“Wild Tales” is an Argentine-Spanish black comedy in Spanish with English subtitles.
Although, the film does not waste time shocking the audience, the first scene starts off seemingly normal, with passengers engaging in normal conversation as they board a plane and prepare for takeoff. However, things soon take a quick and bizarre turn for the worse as the passengers realize that they all share a connection to a man by the name of Gabriel Pasternak, who they have all wronged in some way. When the flight attendant informs the passengers that this man is the pilot of the flight, they realize that they are doomed.
The remaining five stories are no less violent or disturbing. Other vignettes from the film involve poisoning, bloody murder, explosions, road-rage gone bad, the use of multiple weapons and the visual representation of urination and excrement.
Despite lacking a cohesive plot line and certainly not lifting the spirits of the viewer, “Wild Tales” was enjoyable and profound, even if bizarre and often mildly uncomfortable to watch. In its own exaggerated way, the film touches on the natural human inclination for revenge and, at times, satisfied the desire for redemption, even at a high cost. The fluidity of the six different scenes and the common theme that each one shared prevented the movie from becoming confusing.
Music was used sparingly, but appropriately and complemented the overall emotions established by the action onscreen. The actors, though unknown to most American viewers, were talented and did well at maintaining the appropriate amount of ridiculousness and surrealism. The plot lines were riddled with sarcasm, irony and bits of humor. The acting went a long way toward fully conveying these elements, especially in light of the limitations of translation and subtitles.
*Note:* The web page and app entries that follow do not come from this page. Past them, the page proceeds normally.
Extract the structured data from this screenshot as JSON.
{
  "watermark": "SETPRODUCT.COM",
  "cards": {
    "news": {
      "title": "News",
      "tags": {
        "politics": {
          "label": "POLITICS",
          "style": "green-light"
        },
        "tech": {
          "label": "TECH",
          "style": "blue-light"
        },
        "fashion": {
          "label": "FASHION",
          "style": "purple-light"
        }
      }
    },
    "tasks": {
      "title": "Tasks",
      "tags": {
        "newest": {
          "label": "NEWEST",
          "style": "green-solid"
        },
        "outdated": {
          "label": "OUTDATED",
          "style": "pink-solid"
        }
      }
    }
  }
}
Overall, the movie earns a four out of five stars for its unique format and engaging plot lines, great acting, stellar directing and fantastic use of surrealism. However, this recommendation comes with caution, as most mainstream viewers may be looking for something with a more traditional plot and style. Furthermore, viewers must be prepared for the numerous scenes that are openly graphic and offensive. For the viewer who wants something non-traditional, thought-provoking and slightly artsy, “Wild Tales” is a great movie that earns its status as an Oscar nominee.